N2 - Roots, tubers and bananas (RTB) are vital staples for food security in the worlds’ poorest nations. However, RTB crops lack many of the breeding tools available for other staples and cash crops such as rice, wheat and tomato. A major constraint to current breeding programmes is limited knowledge about the available diversity due to lack of efficient germplasm characterisation and structure. In recent years large-scale efforts have begun to elucidate the genetic and phenotypic diversity of germplasm collections and populations and yet, biochemical measurements have often been overlooked despite metabolite composition being directly associated to agronomic and consumer traits.Herein we present a compound database and concentration range for metabolites detected in the major RTB crops: banana (Musa spp.), cassava (Manihot esculenta), potato (Solanum tuberosum), sweet potato (Ipomoea batatas), and yam (Dioscorea spp.), following metabolomics-based diversity screening of global collections held within the CGIAR institutes.The dataset including 711 chemical features provides a valuable resource regarding the comparative biochemical composition of each RTB crop and highlights the potential diversity available for incorporation into crop improvement programmes. Particularly, all tropical crops displayed more complex compositional metabolite profiles with representations of up to 22 chemical classes (unknowns excluded) than that of potato, for which only metabolites from 10 chemical classes were detected. Additionally, over 20% of biochemical signatures remained unidentified for every crop analysed.Integration of metabolomics with the on-going genomic and phenotypic studies will enhance omics-wide associations of molecular signatures with agronomic and consumer traits via easily quantifiable biochemical markers to aid gene discovery and functional characterisation.
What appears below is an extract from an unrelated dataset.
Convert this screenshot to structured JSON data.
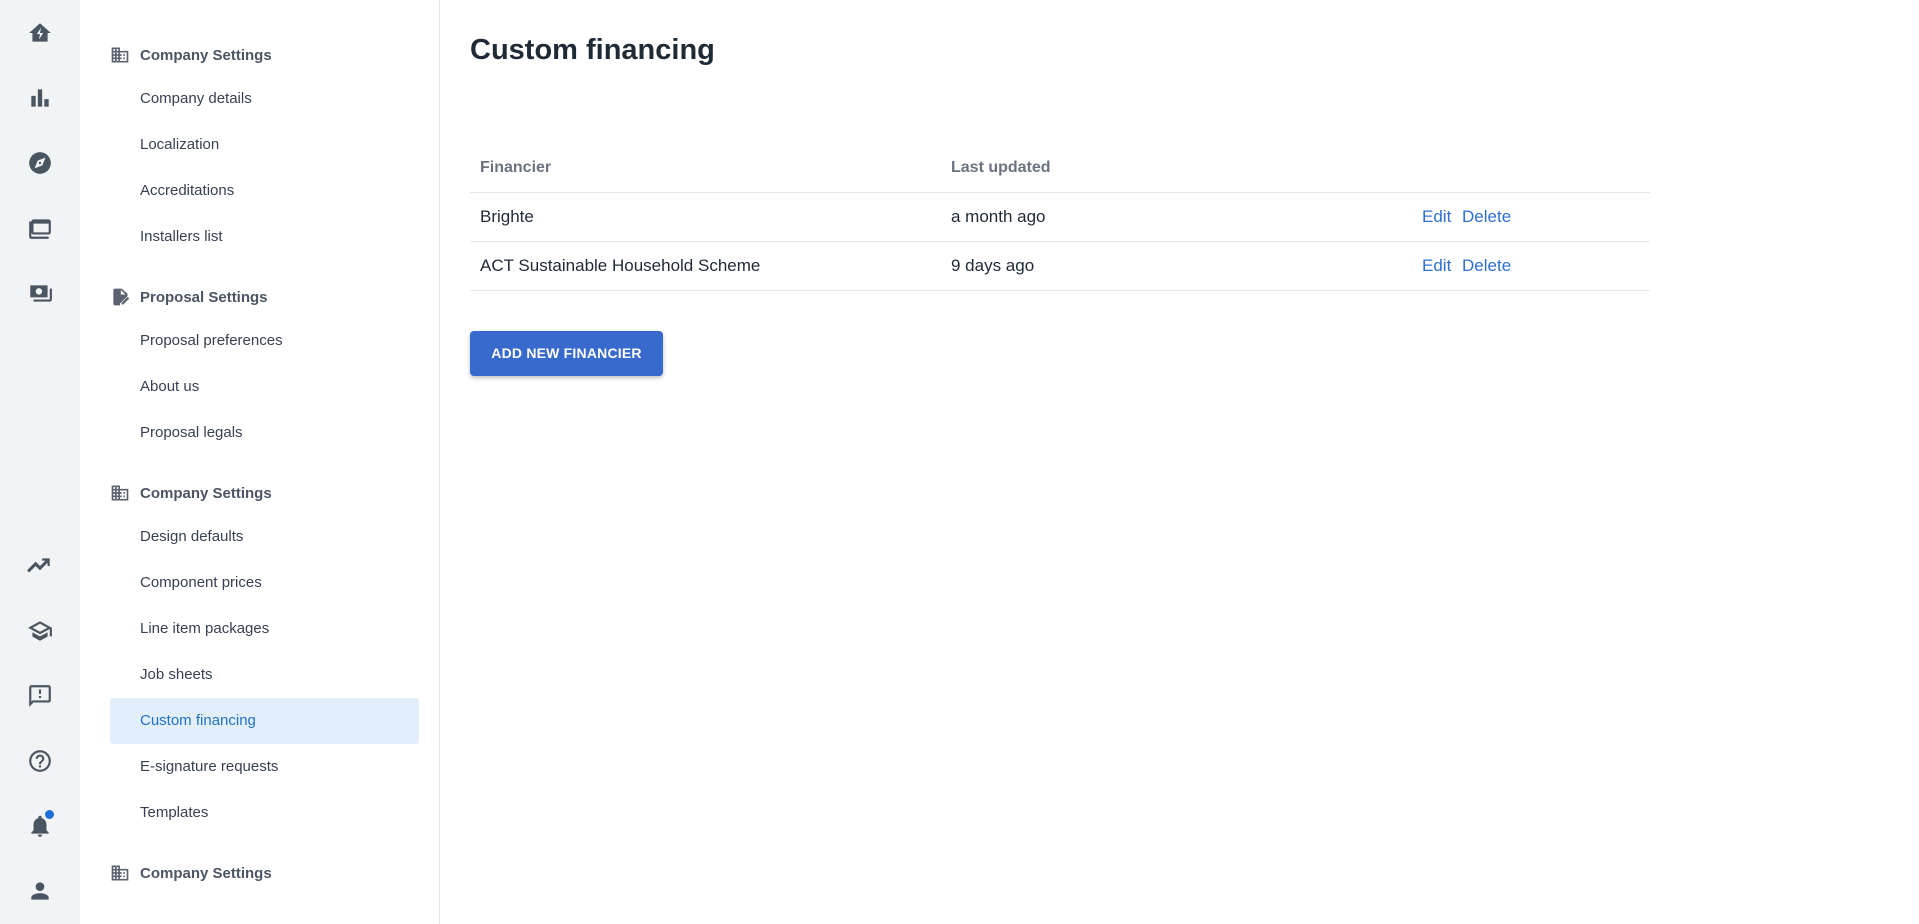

AB - Roots, tubers and bananas (RTB) are vital staples for food security in the worlds’ poorest nations. However, RTB crops lack many of the breeding tools available for other staples and cash crops such as rice, wheat and tomato. A major constraint to current breeding programmes is limited knowledge about the available diversity due to lack of efficient germplasm characterisation and structure. In recent years large-scale efforts have begun to elucidate the genetic and phenotypic diversity of germplasm collections and populations and yet, biochemical measurements have often been overlooked despite metabolite composition being directly associated to agronomic and consumer traits.Herein we present a compound database and concentration range for metabolites detected in the major RTB crops: banana (Musa spp.), cassava (Manihot esculenta), potato (Solanum tuberosum), sweet potato (Ipomoea batatas), and yam (Dioscorea spp.), following metabolomics-based diversity screening of global collections held within the CGIAR institutes.The dataset including 711 chemical features provides a valuable resource regarding the comparative biochemical composition of each RTB crop and highlights the potential diversity available for incorporation into crop improvement programmes. Particularly, all tropical crops displayed more complex compositional metabolite profiles with representations of up to 22 chemical classes (unknowns excluded) than that of potato, for which only metabolites from 10 chemical classes were detected. Additionally, over 20% of biochemical signatures remained unidentified for every crop analysed.Integration of metabolomics with the on-going genomic and phenotypic studies will enhance omics-wide associations of molecular signatures with agronomic and consumer traits via easily quantifiable biochemical markers to aid gene discovery and functional characterisation.

U2 - 10.1111/tpj.14649

DO - 10.1111/tpj.14649

M3 - Article

SP - 1

EP - 11

JO - Plant Journal

JF - Plant Journal

SN - 0960-7412

ER -